Consider incorporating poses that stretch and release tension in the hip flexors into your sequence. You might discover that they help to make backbends feel far more accessible!
Legs provide a tremendous amount of support in backbending. Neutral legs—legs neither externally nor internally
rotated—offer the best foundation for backbending. External rotation of the legs is especially common in backbends and can compress the lower back.
To reduce this crunching sensation and move toward an even backbend, work the legs toward neutral by rolling the inner thighs in toward one another. You can first work with cultivating neutral legs in standing poses like (mountain pose) and (pyramid pose). Additionally, coming into bridge pose with a block between the inner thighs offers an excellent way to work the neutral leg action in a backbend.
The Emotional Journey of Backbending

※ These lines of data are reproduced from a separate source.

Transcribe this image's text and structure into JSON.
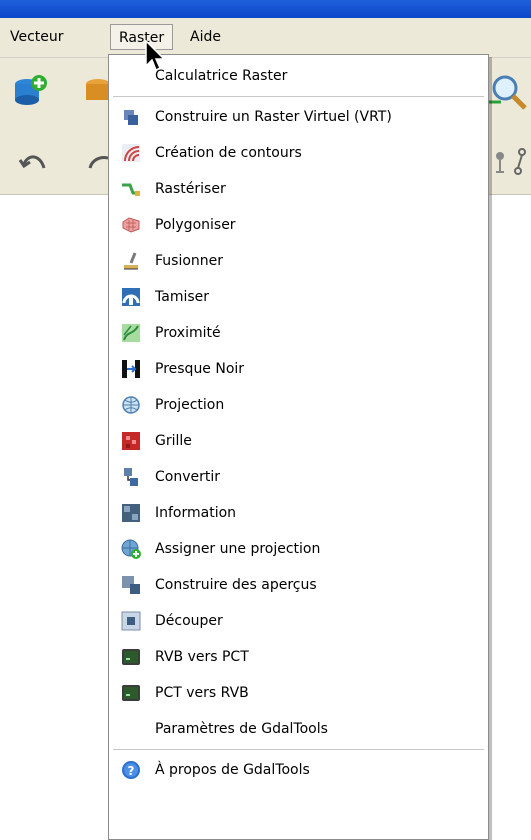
{
  "menubar": {
    "items": [
      "Vecteur",
      "Raster",
      "Aide"
    ]
  },
  "menu": {
    "items": [
      {
        "label": "Calculatrice Raster",
        "icon": "none"
      },
      {
        "label": "Construire un Raster Virtuel (VRT)",
        "icon": "vrt-icon"
      },
      {
        "label": "Création de contours",
        "icon": "contour-icon"
      },
      {
        "label": "Rastériser",
        "icon": "rasterize-icon"
      },
      {
        "label": "Polygoniser",
        "icon": "polygonize-icon"
      },
      {
        "label": "Fusionner",
        "icon": "merge-icon"
      },
      {
        "label": "Tamiser",
        "icon": "sieve-icon"
      },
      {
        "label": "Proximité",
        "icon": "proximity-icon"
      },
      {
        "label": "Presque Noir",
        "icon": "nearblack-icon"
      },
      {
        "label": "Projection",
        "icon": "projection-icon"
      },
      {
        "label": "Grille",
        "icon": "grid-icon"
      },
      {
        "label": "Convertir",
        "icon": "convert-icon"
      },
      {
        "label": "Information",
        "icon": "info-icon"
      },
      {
        "label": "Assigner une projection",
        "icon": "assign-projection-icon"
      },
      {
        "label": "Construire des aperçus",
        "icon": "overviews-icon"
      },
      {
        "label": "Découper",
        "icon": "clip-icon"
      },
      {
        "label": "RVB vers PCT",
        "icon": "rgb-to-pct-icon"
      },
      {
        "label": "PCT vers RVB",
        "icon": "pct-to-rgb-icon"
      },
      {
        "label": "Paramètres de GdalTools",
        "icon": "none"
      },
      {
        "label": "À propos de GdalTools",
        "icon": "about-icon"
      }
    ]
  }
}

I am not the first student to perhaps feel this is my stumbling block.
Backbending often brings up strong emotions either rational or irrational. But a very good saying I use often is
Stepping stones or stumbling blocks – what is the difference – perspective. Healthy technique and anatomical awareness are crucial to the long-term practice of backbends.

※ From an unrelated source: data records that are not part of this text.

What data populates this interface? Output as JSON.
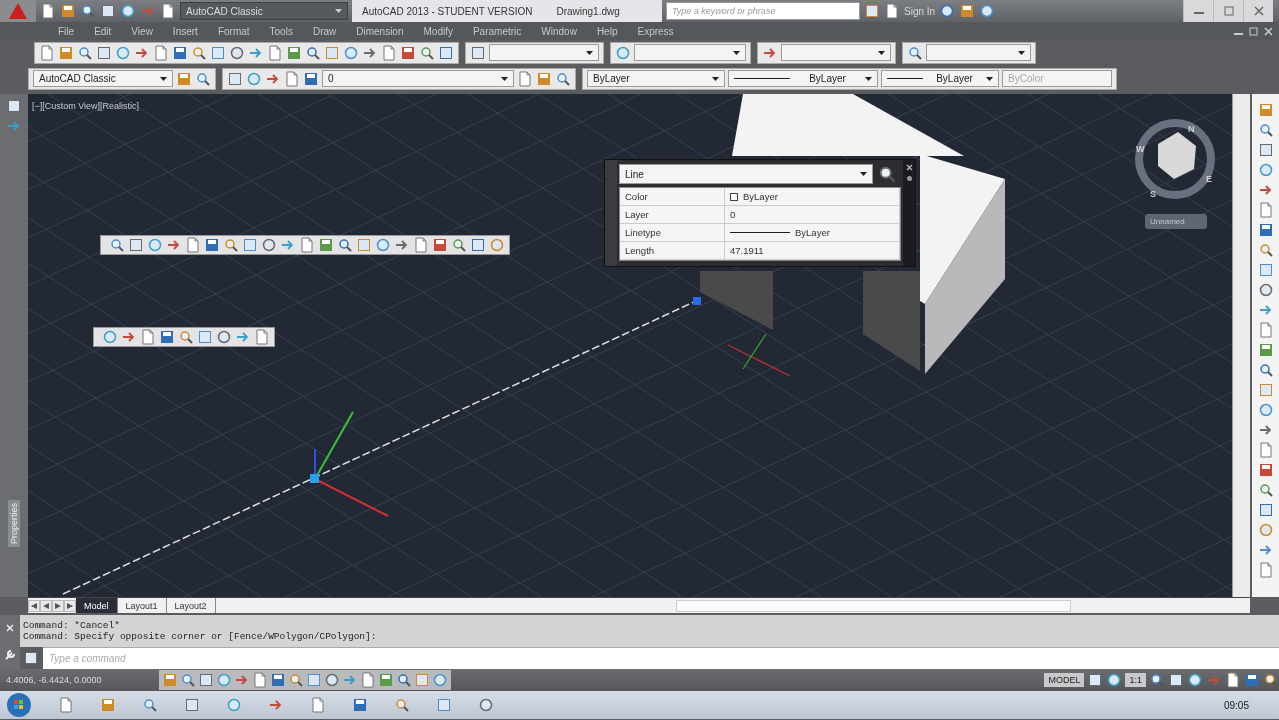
{
  "title_bar": {
    "workspace": "AutoCAD Classic",
    "title": "AutoCAD 2013 - STUDENT VERSION",
    "document": "Drawing1.dwg",
    "search": {
      "placeholder": "Type a keyword or phrase"
    },
    "sign_in": "Sign In"
  },
  "menu": [
    "File",
    "Edit",
    "View",
    "Insert",
    "Format",
    "Tools",
    "Draw",
    "Dimension",
    "Modify",
    "Parametric",
    "Window",
    "Help",
    "Express"
  ],
  "properties_toolbar": {
    "workspace": "AutoCAD Classic",
    "layer": "0",
    "color_control": "ByLayer",
    "linetype": "ByLayer",
    "lineweight": "ByLayer",
    "plot_style": {
      "value": "ByColor",
      "disabled": true
    }
  },
  "palette": {
    "label": "Properties"
  },
  "viewport": {
    "label": "[−][Custom View][Realistic]",
    "compass": [
      "N",
      "E",
      "S",
      "W"
    ],
    "coordinate_system": "Unnamed"
  },
  "quick_properties": {
    "object_type": "Line",
    "rows": [
      {
        "name": "Color",
        "value": "ByLayer",
        "kind": "color"
      },
      {
        "name": "Layer",
        "value": "0",
        "kind": "text"
      },
      {
        "name": "Linetype",
        "value": "ByLayer",
        "kind": "linetype"
      },
      {
        "name": "Length",
        "value": "47.1911",
        "kind": "text"
      }
    ]
  },
  "layout_tabs": [
    {
      "label": "Model",
      "selected": true
    },
    {
      "label": "Layout1",
      "selected": false
    },
    {
      "label": "Layout2",
      "selected": false
    }
  ],
  "command_history": [
    "Command: *Cancel*",
    "Command: Specify opposite corner or [Fence/WPolygon/CPolygon]:"
  ],
  "command_input": {
    "placeholder": "Type a command"
  },
  "status_bar": {
    "coordinates": "4.4006, -6.4424, 0.0000",
    "space": "MODEL",
    "scale": "1:1"
  },
  "taskbar": {
    "clock": "09:05"
  }
}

Be aware that when learning how to safely bend your back you may experience rational and irrational emotions. Sometimes the most flexible students have the most troubling emotions arising when they start practicing
One of the deepest lessons in the yoga practice is about bringing the energy up the spine and cleansing the nervous system. Backbends thrust your full life force up through this central channel and burn through blockages along the way. When one of these blockages gets triggered, it really does not matter whether you are doing a deep backbend or a beginner backbend because the emotional state that gets triggered is really of paramount importance.

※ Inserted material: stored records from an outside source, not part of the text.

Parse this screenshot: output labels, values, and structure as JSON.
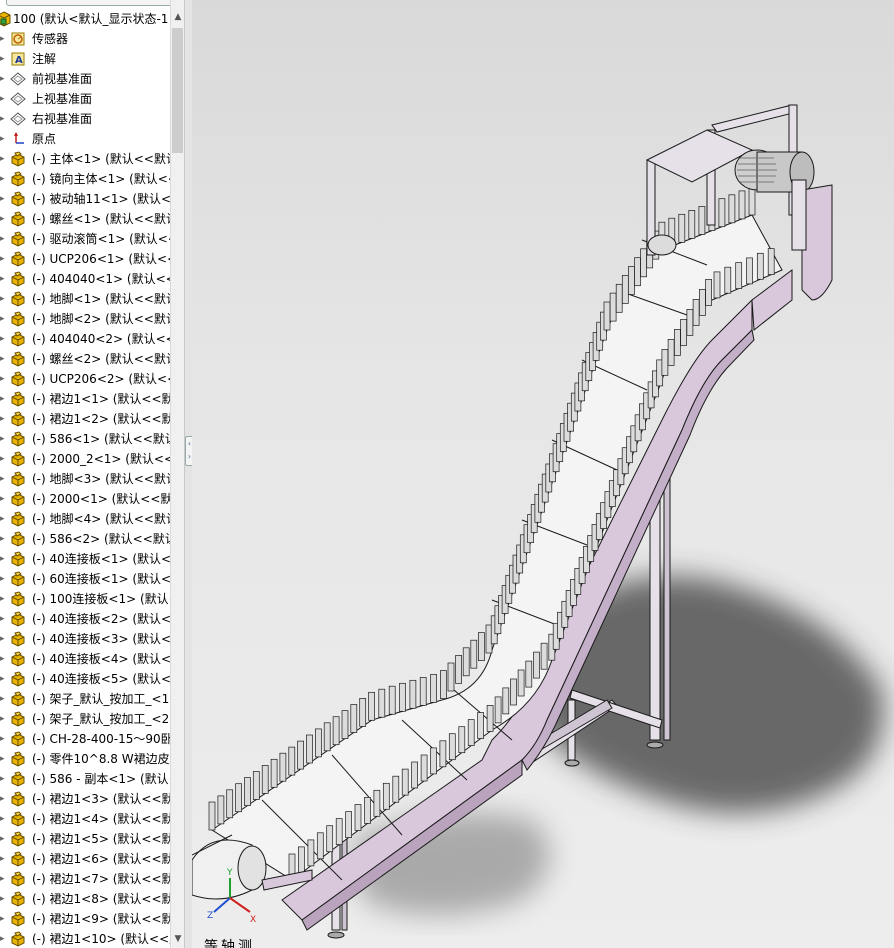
{
  "tree": {
    "items": [
      {
        "label": "100 (默认<默认_显示状态-1",
        "icon": "assembly-icon",
        "suppressed": false,
        "level": 0
      },
      {
        "label": "传感器",
        "icon": "sensors-icon",
        "suppressed": false,
        "level": 1
      },
      {
        "label": "注解",
        "icon": "annotations-icon",
        "suppressed": false,
        "level": 1
      },
      {
        "label": "前视基准面",
        "icon": "plane-icon",
        "suppressed": false,
        "level": 1
      },
      {
        "label": "上视基准面",
        "icon": "plane-icon",
        "suppressed": false,
        "level": 1
      },
      {
        "label": "右视基准面",
        "icon": "plane-icon",
        "suppressed": false,
        "level": 1
      },
      {
        "label": "原点",
        "icon": "origin-icon",
        "suppressed": false,
        "level": 1
      },
      {
        "label": "主体<1> (默认<<默认",
        "icon": "part-icon",
        "suppressed": true,
        "level": 1
      },
      {
        "label": "镜向主体<1> (默认<<默",
        "icon": "part-icon",
        "suppressed": true,
        "level": 1
      },
      {
        "label": "被动轴11<1> (默认<<",
        "icon": "part-icon",
        "suppressed": true,
        "level": 1
      },
      {
        "label": "螺丝<1> (默认<<默认",
        "icon": "part-icon",
        "suppressed": true,
        "level": 1
      },
      {
        "label": "驱动滚筒<1> (默认<<",
        "icon": "part-icon",
        "suppressed": true,
        "level": 1
      },
      {
        "label": "UCP206<1> (默认<<",
        "icon": "part-icon",
        "suppressed": true,
        "level": 1
      },
      {
        "label": "404040<1> (默认<<默",
        "icon": "part-icon",
        "suppressed": true,
        "level": 1
      },
      {
        "label": "地脚<1> (默认<<默认",
        "icon": "part-icon",
        "suppressed": true,
        "level": 1
      },
      {
        "label": "地脚<2> (默认<<默认",
        "icon": "part-icon",
        "suppressed": true,
        "level": 1
      },
      {
        "label": "404040<2> (默认<<默",
        "icon": "part-icon",
        "suppressed": true,
        "level": 1
      },
      {
        "label": "螺丝<2> (默认<<默认",
        "icon": "part-icon",
        "suppressed": true,
        "level": 1
      },
      {
        "label": "UCP206<2> (默认<<",
        "icon": "part-icon",
        "suppressed": true,
        "level": 1
      },
      {
        "label": "裙边1<1> (默认<<默",
        "icon": "part-icon",
        "suppressed": true,
        "level": 1
      },
      {
        "label": "裙边1<2> (默认<<默",
        "icon": "part-icon",
        "suppressed": true,
        "level": 1
      },
      {
        "label": "586<1> (默认<<默认",
        "icon": "part-icon",
        "suppressed": true,
        "level": 1
      },
      {
        "label": "2000_2<1> (默认<<默",
        "icon": "part-icon",
        "suppressed": true,
        "level": 1
      },
      {
        "label": "地脚<3> (默认<<默认",
        "icon": "part-icon",
        "suppressed": true,
        "level": 1
      },
      {
        "label": "2000<1> (默认<<默认",
        "icon": "part-icon",
        "suppressed": true,
        "level": 1
      },
      {
        "label": "地脚<4> (默认<<默认",
        "icon": "part-icon",
        "suppressed": true,
        "level": 1
      },
      {
        "label": "586<2> (默认<<默认",
        "icon": "part-icon",
        "suppressed": true,
        "level": 1
      },
      {
        "label": "40连接板<1> (默认<",
        "icon": "part-icon",
        "suppressed": true,
        "level": 1
      },
      {
        "label": "60连接板<1> (默认<",
        "icon": "part-icon",
        "suppressed": true,
        "level": 1
      },
      {
        "label": "100连接板<1> (默认<",
        "icon": "part-icon",
        "suppressed": true,
        "level": 1
      },
      {
        "label": "40连接板<2> (默认<",
        "icon": "part-icon",
        "suppressed": true,
        "level": 1
      },
      {
        "label": "40连接板<3> (默认<",
        "icon": "part-icon",
        "suppressed": true,
        "level": 1
      },
      {
        "label": "40连接板<4> (默认<",
        "icon": "part-icon",
        "suppressed": true,
        "level": 1
      },
      {
        "label": "40连接板<5> (默认<",
        "icon": "part-icon",
        "suppressed": true,
        "level": 1
      },
      {
        "label": "架子_默认_按加工_<1>",
        "icon": "part-icon",
        "suppressed": true,
        "level": 1
      },
      {
        "label": "架子_默认_按加工_<2>",
        "icon": "part-icon",
        "suppressed": true,
        "level": 1
      },
      {
        "label": "CH-28-400-15～90卧",
        "icon": "part-icon",
        "suppressed": true,
        "level": 1
      },
      {
        "label": "零件10^8.8 W裙边皮",
        "icon": "part-icon",
        "suppressed": true,
        "level": 1
      },
      {
        "label": "586 - 副本<1> (默认<",
        "icon": "part-icon",
        "suppressed": true,
        "level": 1
      },
      {
        "label": "裙边1<3> (默认<<默",
        "icon": "part-icon",
        "suppressed": true,
        "level": 1
      },
      {
        "label": "裙边1<4> (默认<<默",
        "icon": "part-icon",
        "suppressed": true,
        "level": 1
      },
      {
        "label": "裙边1<5> (默认<<默",
        "icon": "part-icon",
        "suppressed": true,
        "level": 1
      },
      {
        "label": "裙边1<6> (默认<<默",
        "icon": "part-icon",
        "suppressed": true,
        "level": 1
      },
      {
        "label": "裙边1<7> (默认<<默",
        "icon": "part-icon",
        "suppressed": true,
        "level": 1
      },
      {
        "label": "裙边1<8> (默认<<默",
        "icon": "part-icon",
        "suppressed": true,
        "level": 1
      },
      {
        "label": "裙边1<9> (默认<<默",
        "icon": "part-icon",
        "suppressed": true,
        "level": 1
      },
      {
        "label": "裙边1<10> (默认<<默",
        "icon": "part-icon",
        "suppressed": true,
        "level": 1
      }
    ],
    "suppressed_prefix": "(-) "
  },
  "viewport": {
    "view_label": "等轴测",
    "model": "skirt-belt-conveyor-model",
    "colors": {
      "frame": "#d9c8dc",
      "frame_shadow": "#b9a3bd",
      "belt": "#f4f4f4",
      "cleat": "#dcdcdc",
      "edge": "#1a1a1a",
      "shadow": "#4a4a4a"
    }
  },
  "colors": {
    "tree_bg": "#ffffff",
    "viewport_bg": "#e4e4e4",
    "part_icon": "#e8b400"
  }
}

When things are difficult, scary, and emotional it is hard to remain clam, breathe and think clearly. This is where the
guidance of an experienced teacher is crucial. They can support your process, direct your body with sound instruction and finally give the process back over to you when you’re ready.
One of the most intense series of backbends occurs in the Ashtanga Yoga Second Series which I am yet to get to, and I must stop myself daily with the constant list of excuses why I will never be able to achieve this in my life time. Whilst at a David Swenson workshop he encouraged us to work into variations of drop back kneeling and
for some reason this took some of the fear out of the pose for me.
If I remember the healthy alignment principles of backbending and to take time with the movements equally distributing the bend throughout the entire spine. Draw the lower stomach in the spine in Dhanurasana and breathe into your belly.
Whatever your negative feelings are; disorientation, anxiety, sadness, emotional or physical discomfort when practicing backbends regularly the key is to learn how to stick with the practice and work through these feelings with a strong focus on the breath. The natural tendency is just to run away when the going gets tough, but the practice of Ashtanga Yoga teaches you how to navigate your way through whatever obstacles may arise in your
It might not be the most enjoyable ride for a while but if you to stay on the course and use sound anatomical alignment, deep breathing, and a positive attitude you will get through.